Reducing Capital Expenditures for Onsite Renewable Energy

20 May 2010

Solar panel representing energy efficiencyBy Andrea Thomas & Paul Shmotolokha

Renewable energy use in the United States is growing rapidly due to a combination of environmental, economic, and political drivers. However, renewable sources still represent only a small fraction of the overall energy supply, mainly due to the high cost of related technologies in comparison to more conventional sources.

Although the potential for Federal and state incentives may ease some of the initial capital expenses, there is another method by which companies can actively decrease the high cost of onsite renewable energy projects. By reducing operational energy demands upfront through energy efficient technologies and practices, for instance, companies can choose more affordable systems to cover their energy demands—thereby, making the proposition of using renewables all the more effective. 

Energy policy favors clean energy
Federal and state governments are offering various incentives, rebates, and tax credits to encourage investment in energy efficiency and renewable energy projects. Most notably, the American Recovery and Reinvestment Act of 2009 designated $4 billion dollars in Federal renewable energy loan guarantees and $16.8 billion dollars for energy efficiency and renewables. Most of this funding is realized in the form of Federal tax credits, which greatly help to offset the costs of onsite renewable projects for private business. Federal funding from the Reinvestment Act pushed the US solar industry to grow its revenue by 36%, boost its installations by 5%, and increase total electrical capacity by more than two gigawatts in 2009. Energy efficiency incentives include the Federal Energy Efficient Commercial Buildings Tax Deduction, in addition to hundreds of utility sponsored programs geared toward lighting and HVAC retrofits. Businesses should seriously consider taking advantage of these cost-saving measures to increase the payback period on their investment.

Federal funding stimulates energy in private sector
Private sector companies seeing the advantages of onsite renewable energy have benefited from these incentives. For example, in early April 2010, PepsiCo. decided to put a halt to its purchase of Renewable Energy Credits (RECs) and, instead, invest in upwards of $30 million in renewable energy projects at its facilities across the country. PepsiCo. cites innovation in technology and changes in incentives as the reason behind this investment decision. Another example of private business interest in onsite renewable energy is Cox Enterprises, a cable TV provider. As part of “Cox Conserves” program that began in 2007, the company has installed nine photovoltaic solar arrays, and intends to reduce the company’s carbon footprint by 20% throughout the next decade.

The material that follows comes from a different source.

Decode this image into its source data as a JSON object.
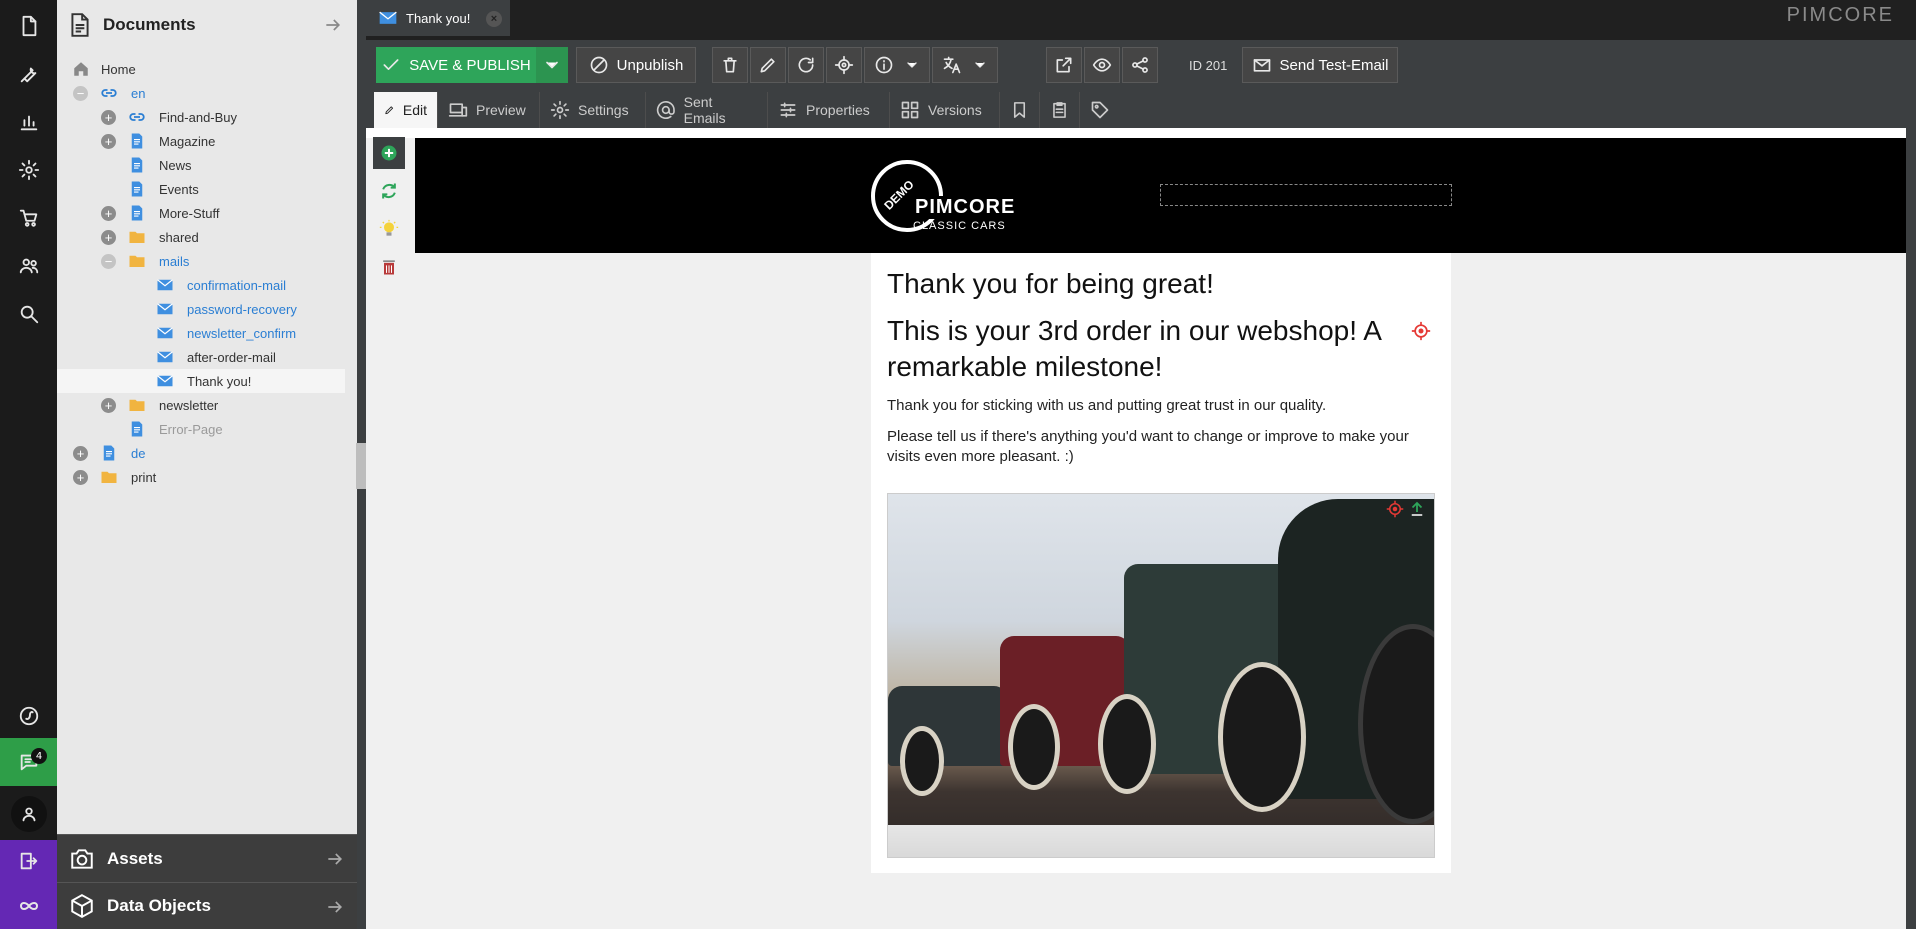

It was only after Cox Enterprises initiated several years of energy efficiency improvements to lower energy loads did it decide to install onsite renewable energy projects.

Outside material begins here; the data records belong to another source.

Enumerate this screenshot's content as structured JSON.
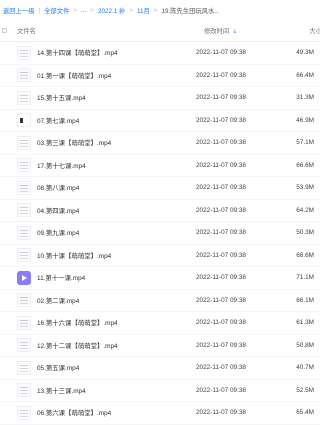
{
  "breadcrumb": {
    "back": "返回上一级",
    "all_files": "全部文件",
    "ellipsis": "...",
    "year": "2022.1 补",
    "month": "11月",
    "current": "19.陈先生田玩风水..."
  },
  "header": {
    "name": "文件名",
    "modified": "修改时间",
    "size": "大小"
  },
  "rows": [
    {
      "name": "14.第十四课【萌萌堂】.mp4",
      "time": "2022-11-07 09:38",
      "size": "49.3M",
      "thumb": "doc"
    },
    {
      "name": "01.第一课【萌萌堂】.mp4",
      "time": "2022-11-07 09:38",
      "size": "66.4M",
      "thumb": "doc"
    },
    {
      "name": "15.第十五课.mp4",
      "time": "2022-11-07 09:38",
      "size": "31.3M",
      "thumb": "doc"
    },
    {
      "name": "07.第七课.mp4",
      "time": "2022-11-07 09:38",
      "size": "46.9M",
      "thumb": "dark"
    },
    {
      "name": "03.第三课【萌萌堂】.mp4",
      "time": "2022-11-07 09:38",
      "size": "57.1M",
      "thumb": "doc"
    },
    {
      "name": "17.第十七课.mp4",
      "time": "2022-11-07 09:38",
      "size": "66.6M",
      "thumb": "doc"
    },
    {
      "name": "08.第八课.mp4",
      "time": "2022-11-07 09:38",
      "size": "53.9M",
      "thumb": "doc"
    },
    {
      "name": "04.第四课.mp4",
      "time": "2022-11-07 09:38",
      "size": "64.2M",
      "thumb": "doc"
    },
    {
      "name": "09.第九课.mp4",
      "time": "2022-11-07 09:38",
      "size": "50.3M",
      "thumb": "doc"
    },
    {
      "name": "10.第十课【萌萌堂】.mp4",
      "time": "2022-11-07 09:38",
      "size": "68.6M",
      "thumb": "doc"
    },
    {
      "name": "11.第十一课.mp4",
      "time": "2022-11-07 09:38",
      "size": "71.1M",
      "thumb": "video"
    },
    {
      "name": "02.第二课.mp4",
      "time": "2022-11-07 09:38",
      "size": "66.1M",
      "thumb": "doc"
    },
    {
      "name": "16.第十六课【萌萌堂】.mp4",
      "time": "2022-11-07 09:38",
      "size": "61.3M",
      "thumb": "doc"
    },
    {
      "name": "12.第十二课【萌萌堂】.mp4",
      "time": "2022-11-07 09:38",
      "size": "50.8M",
      "thumb": "doc"
    },
    {
      "name": "05.第五课.mp4",
      "time": "2022-11-07 09:38",
      "size": "40.7M",
      "thumb": "doc"
    },
    {
      "name": "13.第十三课.mp4",
      "time": "2022-11-07 09:38",
      "size": "52.5M",
      "thumb": "doc"
    },
    {
      "name": "06.第六课【萌萌堂】.mp4",
      "time": "2022-11-07 09:38",
      "size": "65.4M",
      "thumb": "doc"
    }
  ]
}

Rising energy costs support operational efficiency
Historically, US companies have enjoyed relatively low energy costs. During this time, concerns about facility or operational efficiency were rare. Over the last decade, however, concerns about improving energy efficiency have increased along with the price of oil and natural gas. Regionally speaking, the US Energy Information Administration (EIA) expects utility rates to increase as the price for oil and natural gas continue to rise from 2009 to 2035. If greenhouse gas (GHG) legislation should come into play, EIA’s Annual Energy Outlook 2009 estimates that utility rates under a GHG policy would be 22% higher in 2030 than in a “business-as-usual” case.

As utility rates increase, companies have a greater incentive to adopt energy saving technologies and behaviors to save money. Unfortunately, there is a perception that energy conservation projects in commercial and industrial facilities are expensive and present a long-awaited return on investment. On the contrary, many efficiency gains with a short-term ROI can be achieved with little or no capital investment. By evaluating the baseline energy consumption patterns of a plant or network, companies can start to identify significant savings opportunities.

Energy efficiency consulting
Energy efficiency and sustainability consultancies can help to facilitate cost-saving opportunities by working closely with clients to identify, develop, and implement energy efficiency, carbon abatement, and sustainability solutions to better achieve operational excellence. Teams of efficiency experts conduct survey audits of facilities and network servers to analyze a company’s current energy profile. Throughout the audit process, the consultancy can identify the areas within a client’s operations that are the biggest energy wasters and provide recommendations that work within their business model, corporate planning methodology, and capital strategy to help meet energy goals. Creating an optimal solution is achieved by combining technical energy efficiency audits and behavioral change programs.

Energy efficiency measures maximize investment
Despite the Federal incentives and tax credits available, onsite renewable energy systems remain inherently capital intensive—lowering overall consumption significantly reduces the upfront capital expenditures in the form of a smaller renewable energy system to cover energy demands. Consulting services can help identify areas that create visible energy cost savings. While energy efficiency and renewable energy projects can both reduce operating expenses and minimize risk against volatile utility prices, companies should prioritize efficiency measures to produce less costly returns on investment.


Andrea Thomas is the carbon & energy analyst, while Paul Shmotolokha is the president of Coppervale Enterprises Inc.

Coppervale Enterprises Inc.
http://www.coppervale.org